While I think Apple CEO Steve Jobs is letting his unhinged bully side out in public more than ever, American antitrust law doesn't care about his tantrums, it just cares that Apple may be "tying" -- an illegal technique of using power in one market to gain a monopoly in another. And that's just as illegal for Apple in 2010 as it was for Microsoft in the 1990s. Back then Microsoft was charged with using its monopoly in the desktop operating system market, as evidenced by Windows 95's dominant share, to force customers to adopt its Internet Explorer browser in lieu of competitors' such as Netscape's Navigator.
What might the U.S. use as the legal basis for a suit against Apple? According to Monday's New York Post, the Department of Justice and the Federal Trade Commission (FTC) are considering whether to file a suit against Apple for using its market leadership in smartphones (iPhone), online music (iTunes) and tablet computers (iPad) to prohibit application developers from using third-party tools, most notably Adobe's (ADBE) Flash video software, to create applications for the iPhone and iPad. Bloomberg News reports that Adobe prompted the U.S. to consider the charges against Apple.
Apple may head off this antitrust trouble by changing the language in its developer agreement. According to the The Wall Street Journal, Apple may end up rewriting its contract with developers, leaving just enough wiggle room with it to avoid a government investigation into its alleged tying.
Closing off the Apple Ecosystem
As my DailyFinance colleague Sam Gustin notes, Steve Jobs seems to be frantically trying to consolidate the company's market power. Sam speculates that Jobs might feel a heightened sense of urgency because he's afraid of Google (GOOG) and its efforts to break into the smartphone market and that he's such a control freak that he's turning Apple and its ecosystem into a closed system -- the likes of which could stifle innovation and threaten its long-term growth.

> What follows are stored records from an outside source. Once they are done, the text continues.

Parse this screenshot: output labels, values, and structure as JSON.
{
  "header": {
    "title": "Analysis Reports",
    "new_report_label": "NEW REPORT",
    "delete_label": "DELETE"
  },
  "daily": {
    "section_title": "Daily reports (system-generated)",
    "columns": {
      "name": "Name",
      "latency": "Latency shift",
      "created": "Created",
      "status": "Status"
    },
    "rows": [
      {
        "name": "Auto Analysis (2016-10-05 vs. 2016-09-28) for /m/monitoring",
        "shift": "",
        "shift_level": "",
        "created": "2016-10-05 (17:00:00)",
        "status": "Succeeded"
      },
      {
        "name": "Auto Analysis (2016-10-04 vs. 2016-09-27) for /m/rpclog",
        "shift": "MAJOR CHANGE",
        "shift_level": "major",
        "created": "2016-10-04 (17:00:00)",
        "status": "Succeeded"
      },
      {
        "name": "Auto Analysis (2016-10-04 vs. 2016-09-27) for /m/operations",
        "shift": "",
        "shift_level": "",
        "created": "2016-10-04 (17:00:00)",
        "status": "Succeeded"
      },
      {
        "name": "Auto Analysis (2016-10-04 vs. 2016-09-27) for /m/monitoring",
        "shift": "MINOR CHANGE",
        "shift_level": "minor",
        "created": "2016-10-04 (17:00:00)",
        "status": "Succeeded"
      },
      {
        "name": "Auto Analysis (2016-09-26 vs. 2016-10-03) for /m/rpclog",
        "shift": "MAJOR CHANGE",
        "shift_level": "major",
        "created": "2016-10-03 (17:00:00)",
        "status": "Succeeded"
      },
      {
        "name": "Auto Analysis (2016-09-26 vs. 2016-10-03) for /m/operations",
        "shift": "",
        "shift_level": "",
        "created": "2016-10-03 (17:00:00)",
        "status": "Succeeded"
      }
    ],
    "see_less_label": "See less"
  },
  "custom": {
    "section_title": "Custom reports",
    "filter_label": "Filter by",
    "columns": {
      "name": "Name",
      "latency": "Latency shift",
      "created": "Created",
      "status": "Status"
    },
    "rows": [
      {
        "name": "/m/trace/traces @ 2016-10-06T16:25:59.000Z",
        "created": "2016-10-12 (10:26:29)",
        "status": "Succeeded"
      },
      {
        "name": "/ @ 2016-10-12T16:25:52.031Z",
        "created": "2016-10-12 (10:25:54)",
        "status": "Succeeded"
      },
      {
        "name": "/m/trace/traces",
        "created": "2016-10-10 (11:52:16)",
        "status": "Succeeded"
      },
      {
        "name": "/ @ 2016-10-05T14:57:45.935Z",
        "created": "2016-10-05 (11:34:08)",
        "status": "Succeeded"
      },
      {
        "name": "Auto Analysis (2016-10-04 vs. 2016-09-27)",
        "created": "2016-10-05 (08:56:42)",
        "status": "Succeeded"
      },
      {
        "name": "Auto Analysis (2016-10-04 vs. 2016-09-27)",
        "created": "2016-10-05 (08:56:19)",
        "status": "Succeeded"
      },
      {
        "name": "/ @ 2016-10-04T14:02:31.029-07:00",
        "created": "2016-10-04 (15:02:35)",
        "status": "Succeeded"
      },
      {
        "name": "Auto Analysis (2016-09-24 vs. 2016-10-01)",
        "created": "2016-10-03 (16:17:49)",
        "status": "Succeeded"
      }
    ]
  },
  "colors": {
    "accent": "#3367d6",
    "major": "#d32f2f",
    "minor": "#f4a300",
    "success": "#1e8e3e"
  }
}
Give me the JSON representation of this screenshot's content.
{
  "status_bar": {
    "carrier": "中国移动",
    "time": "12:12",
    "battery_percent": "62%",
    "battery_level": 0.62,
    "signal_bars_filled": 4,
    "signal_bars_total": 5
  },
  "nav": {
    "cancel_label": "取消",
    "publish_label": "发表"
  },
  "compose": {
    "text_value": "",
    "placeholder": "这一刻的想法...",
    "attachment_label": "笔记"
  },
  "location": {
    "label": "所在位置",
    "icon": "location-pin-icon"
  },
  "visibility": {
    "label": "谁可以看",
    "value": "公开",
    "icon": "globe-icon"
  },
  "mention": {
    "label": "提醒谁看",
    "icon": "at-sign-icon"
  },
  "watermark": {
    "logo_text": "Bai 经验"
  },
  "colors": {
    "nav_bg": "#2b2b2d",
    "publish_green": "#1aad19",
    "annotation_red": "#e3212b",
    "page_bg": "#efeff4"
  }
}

If an antitrust probe is underway, it wouldn't be the first time Apple got government scrutiny. According to the Journal, over a year ago, the Securities and Exchange Commission made an informal inquiry into Apple's failure to disclose Jobs's health problems in a timely and open manner. And in 2009, the FTC looked into whether sharing directors, such as Google CEO Eric Schmidt, violated antitrust laws. Schmidt resigned from Apple and is now a target of Jobs's fear.
If Apple, like Microsoft, is shown to be engaging in unbecoming anticompetitive behavior, at least Apple's products are a lot more elegant.